“Four Days at the Hamilton New Zealand Temple,” New Era, May 2014, 30–33
When 118 youth from Auckland, New Zealand, and their leaders planned a four-day temple conference to the Hamilton New Zealand Temple, they had a simple but impressive goal: to perform as many baptisms for the dead as possible during their stay.
They began preparing for the trip many months in advance. As part of the preparation, young men and young women researched names from their family histories that they could bring with them to the temple.
All their preparation paid off in a big way. The youth and their leaders had a spiritual feast from the moment they arrived to when they set their sights back home four days later—not to mention all the blessings that came before and after the event because of their devotion to family history and temple worthiness.
In order to spend as much time at the temple as they could, they wanted to stay near the temple instead of making the two-hour drive each direction every day. So for the whole temple conference, youth and leaders stayed in dorm rooms near the temple.
Being that close to the temple was its own reward for the youth. Nichalahr U., a Laurel from the group, said, “I didn’t want to come home after the temple conference because I got used to waking up to the view of the temple and how peaceful it was to just turn and look at it standing in front of you.”
It wasn’t practical to have 62 young men and 56 young women all doing baptisms at once, so they decided instead to go to the temple in shifts. The youth were divided into five groups, and each group attended at least two shifts at the temple during the four days.
That might sound at first like there was a lot of downtime and waiting in between. But nothing could be further from the truth. When they weren’t in a shift doing baptisms, the youth headed into the community to do service projects.
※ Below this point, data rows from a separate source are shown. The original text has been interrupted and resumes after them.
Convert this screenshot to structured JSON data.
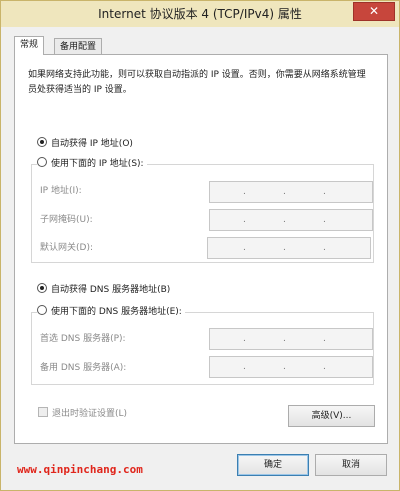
{
  "window": {
    "title": "Internet 协议版本 4 (TCP/IPv4) 属性",
    "close_label": "✕"
  },
  "tabs": [
    {
      "label": "常规"
    },
    {
      "label": "备用配置"
    }
  ],
  "description": "如果网络支持此功能，则可以获取自动指派的 IP 设置。否则，你需要从网络系统管理员处获得适当的 IP 设置。",
  "ip": {
    "auto_label": "自动获得 IP 地址(O)",
    "manual_label": "使用下面的 IP 地址(S):",
    "selected": "auto",
    "fields": [
      {
        "label": "IP 地址(I):",
        "value": " .  .  . "
      },
      {
        "label": "子网掩码(U):",
        "value": " .  .  . "
      },
      {
        "label": "默认网关(D):",
        "value": " .  .  . "
      }
    ]
  },
  "dns": {
    "auto_label": "自动获得 DNS 服务器地址(B)",
    "manual_label": "使用下面的 DNS 服务器地址(E):",
    "selected": "auto",
    "fields": [
      {
        "label": "首选 DNS 服务器(P):"
      },
      {
        "label": "备用 DNS 服务器(A):"
      }
    ]
  },
  "validate_on_exit_label": "退出时验证设置(L)",
  "advanced_label": "高级(V)...",
  "ok_label": "确定",
  "cancel_label": "取消",
  "watermark": "www.qinpinchang.com",
  "colors": {
    "title_bg": "#efe6bd",
    "close_bg": "#c7463c",
    "watermark": "#e0251b"
  }
}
Sometimes they walked over a mile (1.61 km) to reach their destinations—at which point they’d begin the service project.
They helped out with cleaning, yard work, and anything else families and organizations needed. One youth group helped replant a marae, an outdoor public meeting place in the New Zealand culture.
The youth were also in charge of cooking their own meals, which led to another goal the youth made for the conference: to learn how to prepare and cook food from 72-hour kits. This, too, required a fair amount of planning. Each young man and young woman had a budget to plan and shop for ingredients.
Although the dorm rooms had large kitchens to use, the youth all whipped up their masterpiece meals on a gas stove outside. Those meals were put to good use too, since the youth needed a lot of energy to keep up with the schedule. The only way they could fit everything in was to wake up at 5:00 a.m. and keep going strong until bedtime.
Of course, this was a four-day youth conference, so there had to be at least a little recreational time! One fun event was a dance. Yet even here the dance became more meaningful than usual as a result of some visitors.
During the week, the youth had an unexpected treat when they met a group of Saints from New Caledonia (a group of islands in the southwest Pacific Ocean that belong to France) who were also visiting the temple. They quickly became friends and had the opportunity to sing hymns and also perform ordinances in the temple in English as well as French.
On the night of the dance, the Saints from New Caledonia came to visit these youth. As soon as they arrived, the youth from New Zealand danced joyfully in a circle around them to welcome them. They hugged each other in friendship formed over a shared love of temple work.
Not surprisingly, the highlight of the conference was the actual time in the temple. Mahonri K., a priest, researched and brought names from his own family to do proxy work for them. “I was excited to help my ancestors who had passed on through the veil by being baptized and receiving the gift of the Holy Ghost on their behalf,” he says. “My testimony of baptism has been largely strengthened.”
Throughout the week, the young men and young women felt a strong spiritual connection to the work. Sara M., a Mia Maid, said, “I now have a strong testimony of the gospel and the importance of temple work.”
From the beginning, their goal was to complete as many baptisms as possible to help their ancestors. They succeeded rather spectacularly. The 118 youth performed baptisms and confirmations for 3,542 people, many of whom were their ancestors.
By the time the young men and young women were ready to leave, their testimonies were strengthened and their hearts were filled with gratitude. The youth even invited the sisters who work in the temple laundry to their closing exercises so that the youth could sing a closing song to them in appreciation for their hard work. (Just imagine how much laundry needed to be washed during this temple conference!)
The youth will remember the spiritual experiences they had during this temple conference for the rest of their lives. “The feeling that I received throughout each baptism was pure and innocent,” says Caleb R., a priest. “I could feel the warm embrace of the Savior’s love.”
Throughout the temple conference the youth strengthened their ties with the Savior, with each other, and with their ancestors. After gaining such new enthusiasm for the work, their journey in family history is only getting started.